Sikkim (Bengali:সিক্কিম, ভারত) is a state in the Republic of India. It has the smallest number of people and second smallest land size (2,745 mi² (7,110 km²)) of any state. The third highest mountain in the world, Mt. Kanchendzonga (28,208 Ft asl) is in Sikkim. The capital is Gangtok and other big towns are Gayzing, Pelling, Yuksam and Jorethang. The languages spoken are English, Sikkimese, Lepcha, Tibetan, Nepali and Hindi. Tourism makes a lot of the money in this small state of India, because it is not close to the sea. It is next to Bhutan to the east, Nepal to the west, Tibet to the north and the Indian mainlands to its south.
Sikkim has been cut off from the outside world for a long time. It was settled by Tibetans in the 16th century and became a British protectorate in 1890. Sikkim became part of India in 1949 and became a state in 1975.
Sikkim's people have mainly Nepalese ancestry; there are also Bhotias (Tibetan in origin) and aboriginal Lepchas, who are mainly pastoral nomads. The Nepalese practice Hinduism, but the former chogyal (“king under the religious laws”) and the official class are Buddhist, and Sikkim is known for its Buddhist monasteries. Tibeto-Burmese languages and dialects are commonly spoken.
Physical Features [change]
Sikkim is the second smallest state after Goa, but it has many physical features like forests, rivers and mountains around its edges. Most of the mountains above 6100 meters (20000ft) are near the west of the state, like Mt Kanchendzonga. Other mountains that are over 6100 meters (20000ft)tall are Kabru (the second tallest), Sinilchu, Pandim, Rothong, Kokthang, Talung, Kanglakhang, Simvo & Jonsang. On the east side the tallest peak is Paunhri, which is about 6700 meters(22000ft) tall. The other mountains that are a little bit shorter than 6100 meters (20000ft) are Masthonangye, Yabukjakchen, Narsing and Lamaonden. Most of the mountains in Sikkim have never been climbed, because the Sikkimese consider them sacred. They feel that when the mountains are climbed, they will not be holy anymore.

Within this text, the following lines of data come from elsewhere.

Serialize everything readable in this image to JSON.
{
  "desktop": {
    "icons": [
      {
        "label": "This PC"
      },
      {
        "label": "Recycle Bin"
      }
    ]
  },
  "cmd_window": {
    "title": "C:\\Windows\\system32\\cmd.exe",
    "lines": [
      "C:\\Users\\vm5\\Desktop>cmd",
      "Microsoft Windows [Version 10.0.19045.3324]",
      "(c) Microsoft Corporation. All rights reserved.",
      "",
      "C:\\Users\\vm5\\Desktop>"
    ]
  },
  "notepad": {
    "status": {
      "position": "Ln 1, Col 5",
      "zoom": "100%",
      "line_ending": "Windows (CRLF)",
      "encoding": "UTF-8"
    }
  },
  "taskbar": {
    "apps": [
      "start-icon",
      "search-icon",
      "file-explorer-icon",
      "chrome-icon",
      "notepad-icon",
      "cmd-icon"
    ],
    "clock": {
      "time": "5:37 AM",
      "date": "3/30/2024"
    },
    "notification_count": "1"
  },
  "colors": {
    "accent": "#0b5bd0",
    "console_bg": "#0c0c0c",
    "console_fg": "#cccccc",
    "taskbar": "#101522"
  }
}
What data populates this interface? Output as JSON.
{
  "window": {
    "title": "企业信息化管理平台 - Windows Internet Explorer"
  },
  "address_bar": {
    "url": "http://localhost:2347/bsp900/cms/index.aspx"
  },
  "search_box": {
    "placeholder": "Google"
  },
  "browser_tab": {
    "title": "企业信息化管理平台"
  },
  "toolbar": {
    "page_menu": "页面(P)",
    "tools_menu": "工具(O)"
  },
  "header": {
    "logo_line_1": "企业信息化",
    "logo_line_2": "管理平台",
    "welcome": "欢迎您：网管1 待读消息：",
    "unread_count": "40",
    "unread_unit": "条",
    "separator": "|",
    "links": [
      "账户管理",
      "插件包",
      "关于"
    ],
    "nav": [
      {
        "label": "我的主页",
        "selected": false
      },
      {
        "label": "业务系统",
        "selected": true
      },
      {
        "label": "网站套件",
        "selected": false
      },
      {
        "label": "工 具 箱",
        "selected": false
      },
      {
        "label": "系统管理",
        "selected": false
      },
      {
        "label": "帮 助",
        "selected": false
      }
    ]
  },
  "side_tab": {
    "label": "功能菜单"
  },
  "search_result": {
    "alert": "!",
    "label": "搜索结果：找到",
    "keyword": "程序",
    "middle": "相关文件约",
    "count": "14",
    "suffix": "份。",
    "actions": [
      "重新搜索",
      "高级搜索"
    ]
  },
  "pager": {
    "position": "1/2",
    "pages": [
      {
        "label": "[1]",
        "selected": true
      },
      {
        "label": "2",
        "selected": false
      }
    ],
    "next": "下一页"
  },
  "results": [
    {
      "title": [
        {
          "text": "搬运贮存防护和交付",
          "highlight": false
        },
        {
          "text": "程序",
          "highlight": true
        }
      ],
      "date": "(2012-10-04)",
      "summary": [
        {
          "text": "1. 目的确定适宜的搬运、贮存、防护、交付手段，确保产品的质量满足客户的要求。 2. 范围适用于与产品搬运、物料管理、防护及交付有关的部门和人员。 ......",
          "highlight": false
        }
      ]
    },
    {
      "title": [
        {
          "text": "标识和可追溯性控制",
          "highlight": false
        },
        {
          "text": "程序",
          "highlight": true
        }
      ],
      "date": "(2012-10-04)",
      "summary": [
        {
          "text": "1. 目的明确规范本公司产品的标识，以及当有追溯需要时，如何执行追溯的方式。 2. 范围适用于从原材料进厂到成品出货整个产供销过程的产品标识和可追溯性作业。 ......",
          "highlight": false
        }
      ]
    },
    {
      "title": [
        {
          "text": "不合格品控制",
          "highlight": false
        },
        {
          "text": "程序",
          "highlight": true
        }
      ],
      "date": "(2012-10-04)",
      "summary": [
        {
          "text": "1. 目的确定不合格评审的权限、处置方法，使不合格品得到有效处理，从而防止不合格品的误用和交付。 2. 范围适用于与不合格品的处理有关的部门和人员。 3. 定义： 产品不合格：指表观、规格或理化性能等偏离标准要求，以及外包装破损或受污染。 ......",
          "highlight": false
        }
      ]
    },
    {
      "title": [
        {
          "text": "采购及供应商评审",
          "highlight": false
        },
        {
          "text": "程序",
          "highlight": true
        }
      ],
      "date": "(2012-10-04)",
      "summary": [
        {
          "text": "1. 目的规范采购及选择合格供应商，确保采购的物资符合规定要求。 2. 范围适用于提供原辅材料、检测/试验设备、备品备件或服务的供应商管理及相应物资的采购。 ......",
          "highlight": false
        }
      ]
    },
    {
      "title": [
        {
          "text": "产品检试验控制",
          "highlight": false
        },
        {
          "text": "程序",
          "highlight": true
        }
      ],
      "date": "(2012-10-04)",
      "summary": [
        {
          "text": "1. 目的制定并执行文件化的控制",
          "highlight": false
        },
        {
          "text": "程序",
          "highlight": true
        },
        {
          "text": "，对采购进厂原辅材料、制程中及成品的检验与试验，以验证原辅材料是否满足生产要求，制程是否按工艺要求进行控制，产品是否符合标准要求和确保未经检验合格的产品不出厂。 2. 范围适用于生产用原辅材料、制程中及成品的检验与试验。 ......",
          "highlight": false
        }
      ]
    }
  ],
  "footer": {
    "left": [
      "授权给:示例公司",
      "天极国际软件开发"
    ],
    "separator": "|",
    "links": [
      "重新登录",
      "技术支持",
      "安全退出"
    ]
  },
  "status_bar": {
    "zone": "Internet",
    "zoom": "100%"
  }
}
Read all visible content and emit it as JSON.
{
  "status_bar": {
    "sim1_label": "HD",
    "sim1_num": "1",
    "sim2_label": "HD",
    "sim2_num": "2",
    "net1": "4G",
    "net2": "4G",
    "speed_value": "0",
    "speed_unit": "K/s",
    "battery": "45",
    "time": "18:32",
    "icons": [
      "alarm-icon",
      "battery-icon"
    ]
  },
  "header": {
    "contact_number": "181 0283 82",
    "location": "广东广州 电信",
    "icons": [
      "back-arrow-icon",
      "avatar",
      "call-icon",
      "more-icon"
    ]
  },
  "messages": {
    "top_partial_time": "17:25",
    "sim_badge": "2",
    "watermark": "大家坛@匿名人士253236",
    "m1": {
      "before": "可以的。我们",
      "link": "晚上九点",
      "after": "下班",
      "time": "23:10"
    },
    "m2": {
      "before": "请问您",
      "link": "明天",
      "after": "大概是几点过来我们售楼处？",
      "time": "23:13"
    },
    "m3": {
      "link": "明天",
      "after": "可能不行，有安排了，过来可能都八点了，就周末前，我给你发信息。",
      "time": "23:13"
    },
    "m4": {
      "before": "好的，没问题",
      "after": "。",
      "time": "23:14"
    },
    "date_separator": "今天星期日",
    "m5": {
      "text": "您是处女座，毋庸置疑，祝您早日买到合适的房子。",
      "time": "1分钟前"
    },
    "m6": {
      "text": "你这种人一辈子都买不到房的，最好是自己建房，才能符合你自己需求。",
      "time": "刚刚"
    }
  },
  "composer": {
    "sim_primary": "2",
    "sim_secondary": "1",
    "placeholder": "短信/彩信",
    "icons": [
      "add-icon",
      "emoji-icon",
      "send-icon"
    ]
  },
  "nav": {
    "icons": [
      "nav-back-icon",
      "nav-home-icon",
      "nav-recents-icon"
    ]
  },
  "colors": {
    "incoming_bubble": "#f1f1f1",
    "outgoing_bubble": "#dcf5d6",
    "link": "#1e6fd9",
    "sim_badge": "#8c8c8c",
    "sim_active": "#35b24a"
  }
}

On the way between Gangtok to Nathula, 35 kilometers from Gangtok is Lake Changu (Tsomgo), about 3693 meters (12310 ftp) above sea level. Two other lakes nearby are the Bidangcho and the Mememcho. Lake Kechopari is another well-known lake. It is between Gyalshing and Yoksum. Many of the lakes in Sikkim are on the western border, north of Chiwabhanjang towards the Base Camp. Laxmipokhari, Lampokhari, Majurpokhari, Dud Phokhari, Samiti Lake, and the twin lakes of Ram-Laxman are a few of the lakes in this area. Gurudogmar, which is the largest lake, is in North Sikkim.
Hot Springs [change]
Sikkim has many hot springs which are known to be good for health. The most important hot-springs are at Phurchachu(Reshi), Yumthang, Borang, Ralang, Taram-chu and Yumey Samdong. All these hotsprings have a lot of sulfur and are near the river banks. The average temperature of the water in these hot springs is 50 °C.
Foods and Drinks [change]
- Momo is a very popular Tibetan treat in Sikkim. It is prepared by stuffing meat and vegetable ingredients in flour dough then making them into dumplings. Momos are eaten with soup and chilli sauce. This Tibetan dish can be found in almost every local restaurant and fast food shop.
- Thukpa is a noodle soup with vegetables and beef which is also very popular.
- Seal Roti (Nepali traditional food) is made by grinding rice and water into a paste, then deep fried. It is normally eaten with potato curry. It is prepared during Dasai and Tihar (local festivals).
- Gundruk is the leaves of the mustard oil plant that are dried in the sun, then boiled with ingredients.
- Area : 7400 km2
- Capital : Gangtok
- Height: 5,840 ft
- Population: 6.10 Lakhs
- Land type: Hilly from 600 ft. to over 28,509 ft above sea level
Max- 21 °C ; Min - 13 °C
Max -13 °C ; Min - 0.48 °C Rainfall : 325 cm every year
- Languages spoken: Nepali, Bhutia, Lepcha, Tibetan, English, Hindi
National symbols of Sikkim [change]